Jon turned me onto the Inflator and Limiter and they have been part of my mastering for at least five years.
Ian left a question in the comments:
Have you settled on a DAW – I know you were a Pro Tools user for many years. Also is your M149 still your mic of choice?
Yes, having tried Logic and UA Luna I decided that I much prefer to work with Pro Tools. It may just be the sense of familiarity but I like the way it works and the amount of control I feel I have when I work with it. I don’t use MIDI for anything and understand that people who use MIDI a lot like Logic.
Regarding microphones, I love my M149 but it picks up everything and requires a very quiet room. The Earthworks mic I use live is really great at focusing on the guitar and rejecting other noise. So I have been working with the Earthworks mic and it really sounds good. I have also been using the microphone preamp in the MixPre instead setting up the Martech MSS-10. It also sounds remarkably good. So for now I am using Pro Tools and the MixPre (A/D converter and mic preamp) with the Earthworks mic. But at some point I will use the M149 and Martech again.
I recorded some guitar playing yesterday. It was the first recording since sometime in the Spring of 2021. Well, it wasn’t the first recording, strictly speaking, that happened earlier this week with an electric guitar and using a different interface, but it was the first recording of the Flamenco guitar, using the combination of interface and computer that I intend to work with from now on. It took quite a few hours to get the equipment to see each other. And earlier there were many hours updating and installing software – and finding out about the difference between cables that look the same but are not…

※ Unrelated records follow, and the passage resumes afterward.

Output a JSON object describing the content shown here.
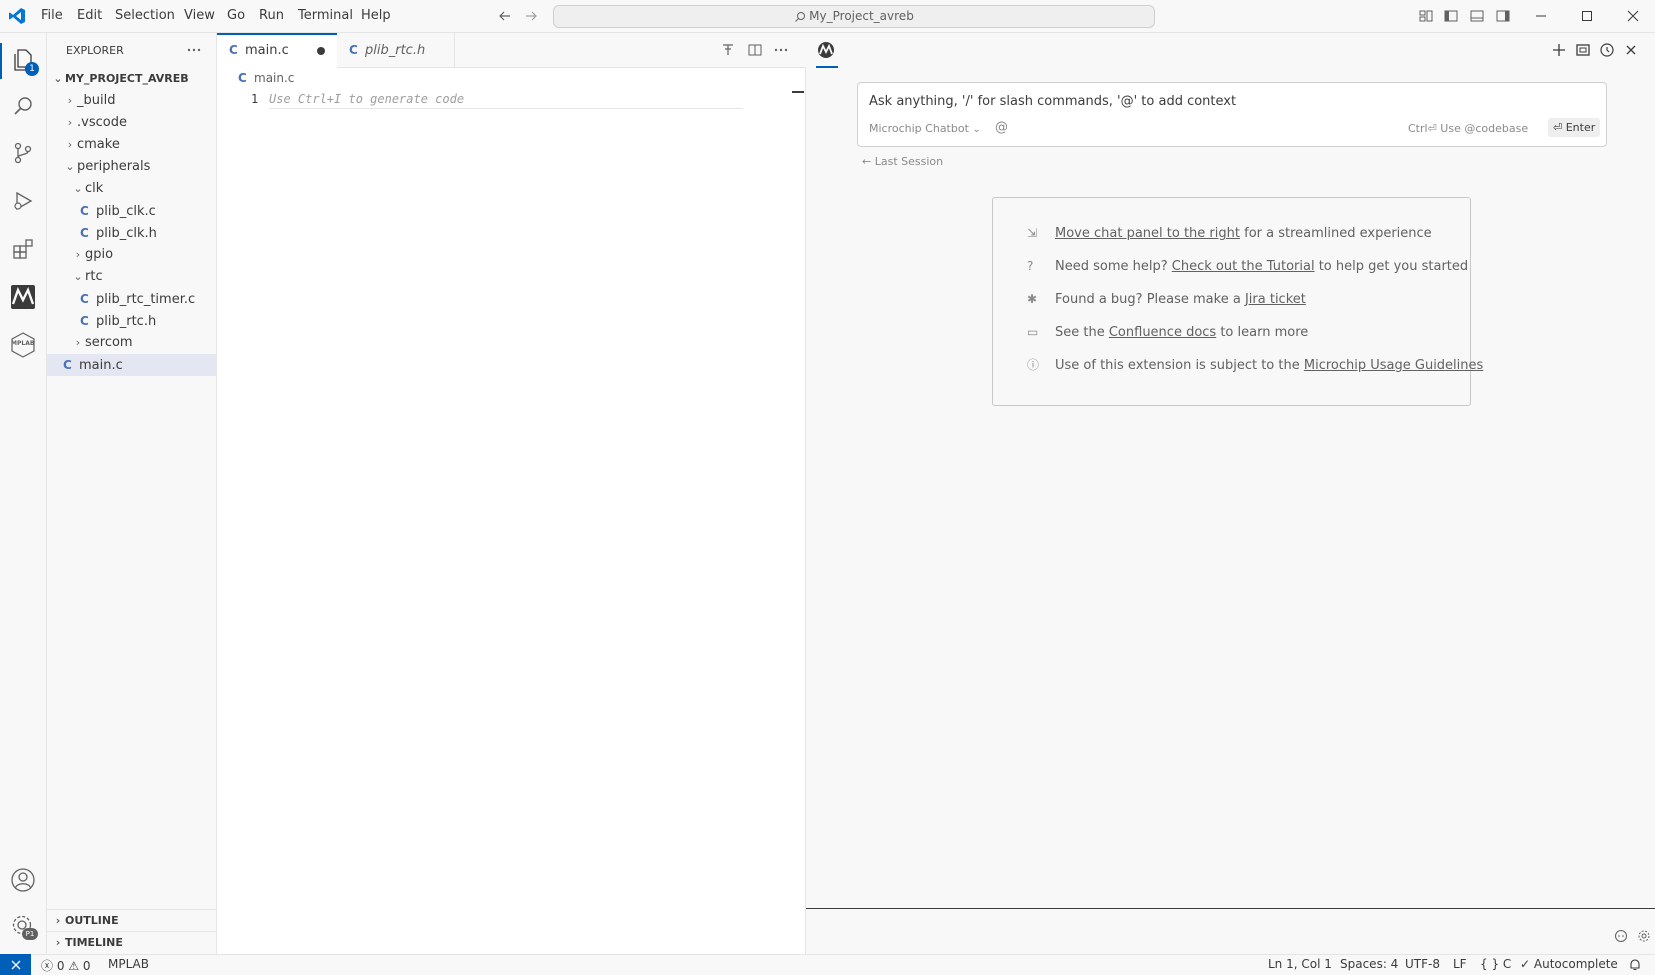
{
  "titlebar": {
    "menu": [
      "File",
      "Edit",
      "Selection",
      "View",
      "Go",
      "Run",
      "Terminal",
      "Help"
    ],
    "search_text": "My_Project_avreb"
  },
  "activitybar": {
    "explorer_badge": "1",
    "accounts_badge": "P1",
    "mplab_label": "MPLAB"
  },
  "sidebar": {
    "title": "EXPLORER",
    "project": "MY_PROJECT_AVREB",
    "items": [
      {
        "label": "_build",
        "kind": "folder",
        "expanded": false
      },
      {
        "label": ".vscode",
        "kind": "folder",
        "expanded": false
      },
      {
        "label": "cmake",
        "kind": "folder",
        "expanded": false
      },
      {
        "label": "peripherals",
        "kind": "folder",
        "expanded": true
      },
      {
        "label": "clk",
        "kind": "folder",
        "expanded": true
      },
      {
        "label": "plib_clk.c",
        "kind": "file"
      },
      {
        "label": "plib_clk.h",
        "kind": "file"
      },
      {
        "label": "gpio",
        "kind": "folder",
        "expanded": false
      },
      {
        "label": "rtc",
        "kind": "folder",
        "expanded": true
      },
      {
        "label": "plib_rtc_timer.c",
        "kind": "file"
      },
      {
        "label": "plib_rtc.h",
        "kind": "file"
      },
      {
        "label": "sercom",
        "kind": "folder",
        "expanded": false
      },
      {
        "label": "main.c",
        "kind": "file"
      }
    ],
    "outline": "OUTLINE",
    "timeline": "TIMELINE"
  },
  "editor": {
    "tabs": [
      {
        "label": "main.c",
        "active": true,
        "dirty": true
      },
      {
        "label": "plib_rtc.h",
        "active": false,
        "dirty": false
      }
    ],
    "breadcrumb": "main.c",
    "line_number": "1",
    "placeholder": "Use Ctrl+I to generate code"
  },
  "chat": {
    "input_placeholder": "Ask anything, '/' for slash commands, '@' to add context",
    "model": "Microchip Chatbot",
    "at_symbol": "@",
    "codebase_hint": "Ctrl⏎ Use @codebase",
    "enter_label": "⏎ Enter",
    "last_session": "Last Session",
    "info": [
      {
        "icon": "move-panel-icon",
        "pre": "",
        "link": "Move chat panel to the right",
        "post": " for a streamlined experience"
      },
      {
        "icon": "help-icon",
        "pre": "Need some help? ",
        "link": "Check out the Tutorial",
        "post": " to help get you started"
      },
      {
        "icon": "bug-icon",
        "pre": "Found a bug? Please make a ",
        "link": "Jira ticket",
        "post": ""
      },
      {
        "icon": "book-icon",
        "pre": "See the ",
        "link": "Confluence docs",
        "post": " to learn more"
      },
      {
        "icon": "info-icon",
        "pre": "Use of this extension is subject to the ",
        "link": "Microchip Usage Guidelines",
        "post": ""
      }
    ]
  },
  "statusbar": {
    "errors": "0",
    "warnings": "0",
    "mplab": "MPLAB",
    "position": "Ln 1, Col 1",
    "spaces": "Spaces: 4",
    "encoding": "UTF-8",
    "eol": "LF",
    "language": "C",
    "autocomplete": "Autocomplete"
  }
}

I was unhappy with how long it was taking but it was pointed out to me that I had been extremely unrealistic. After living there for 29 years, I sold my house and studio just a little over a year ago, bought a new place, moved my belongings, set up the new home, got further distracted by falling in love with Lisbon and also setting up an apartment there. Switched from a very familiar 2003 computer to a 2021 computer, new software, new equipment. What did I expect, for all of that to magically happen overnight? Yeah, mostly that.
What will happen next? I don’t have an ideal recording room. I will familiarize myself with the equipment I want to use, now that it is all working together, will make recordings even though they won’t happen in a nice room or will have perfect fidelity, but the point is to become familiar and comfortable, intimate, with the gear. Once that is accomplished I will look for a nice room to record in. Have gear, will travel. I will literally need only one outlet to power everything, so the room can be anywhere.

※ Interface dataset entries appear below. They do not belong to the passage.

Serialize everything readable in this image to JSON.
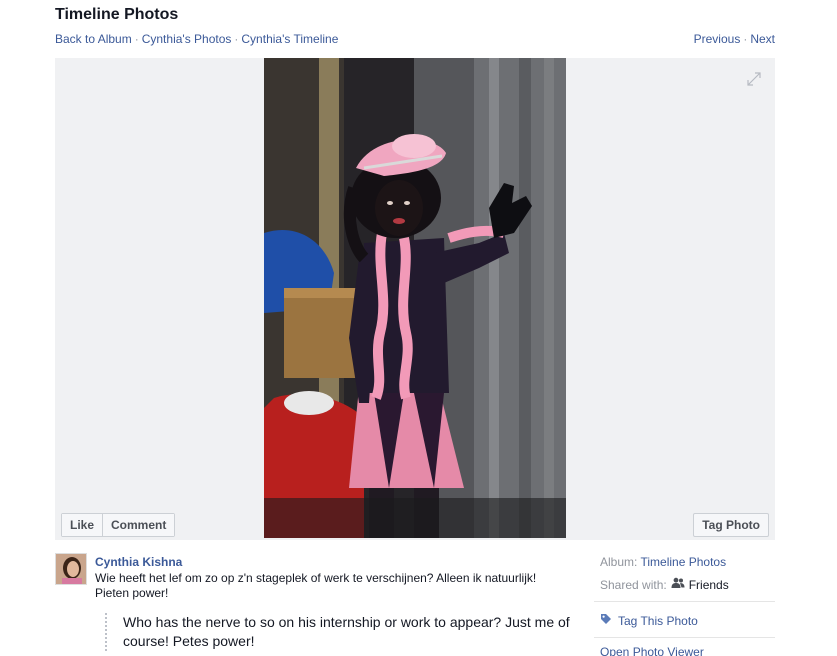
{
  "header": {
    "title": "Timeline Photos",
    "breadcrumbs": [
      "Back to Album",
      "Cynthia's Photos",
      "Cynthia's Timeline"
    ],
    "separator": "·",
    "previous": "Previous",
    "next": "Next"
  },
  "photo_actions": {
    "like": "Like",
    "comment": "Comment",
    "tag_photo": "Tag Photo"
  },
  "post": {
    "author": "Cynthia Kishna",
    "text": "Wie heeft het lef om zo op z'n stageplek of werk te verschijnen? Alleen ik natuurlijk! Pieten power!",
    "translation": "Who has the nerve to so on his internship or work to appear? Just me of course! Petes power!"
  },
  "sidebar": {
    "album_label": "Album:",
    "album_value": "Timeline Photos",
    "shared_label": "Shared with:",
    "shared_value": "Friends",
    "tag_this_photo": "Tag This Photo",
    "open_viewer": "Open Photo Viewer"
  },
  "colors": {
    "link": "#3b5998",
    "stage_bg": "#f0f1f3",
    "muted": "#90949c"
  }
}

Slowing down sounds was going to happen sooner or later. I slowed down a couple of rain recordings and mixed them together and now I listen to this and enjoy it just as it is. Eventually a guitar idea will (probably, hopefully) crawl out of this primordial soup of slowed down rain sounds.
The other thing I noted is that there are definite pitches in most rain recordings. Can’t fight those pitches and will have to find harmonies that go with them.
First thought that this album could be a dumb idea but as usual will forge ahead. What’s the worst that can happen. :-)
In a song one sometimes stops the rhythm for beat, in order to emphasize a note or chord that becomes clear because of that pause in the rhythm. How would that sound with a rain rhyhtm? What if I, instead of muting the rain rhythm, make it sound as if one had raised one’s hands to cover the ears for a moment. What does it sound like when I cover my ears? Drop of volume, sure, but perhaps that needs to be combined with a EQ change? Not a drop to silence but a drop down to softness.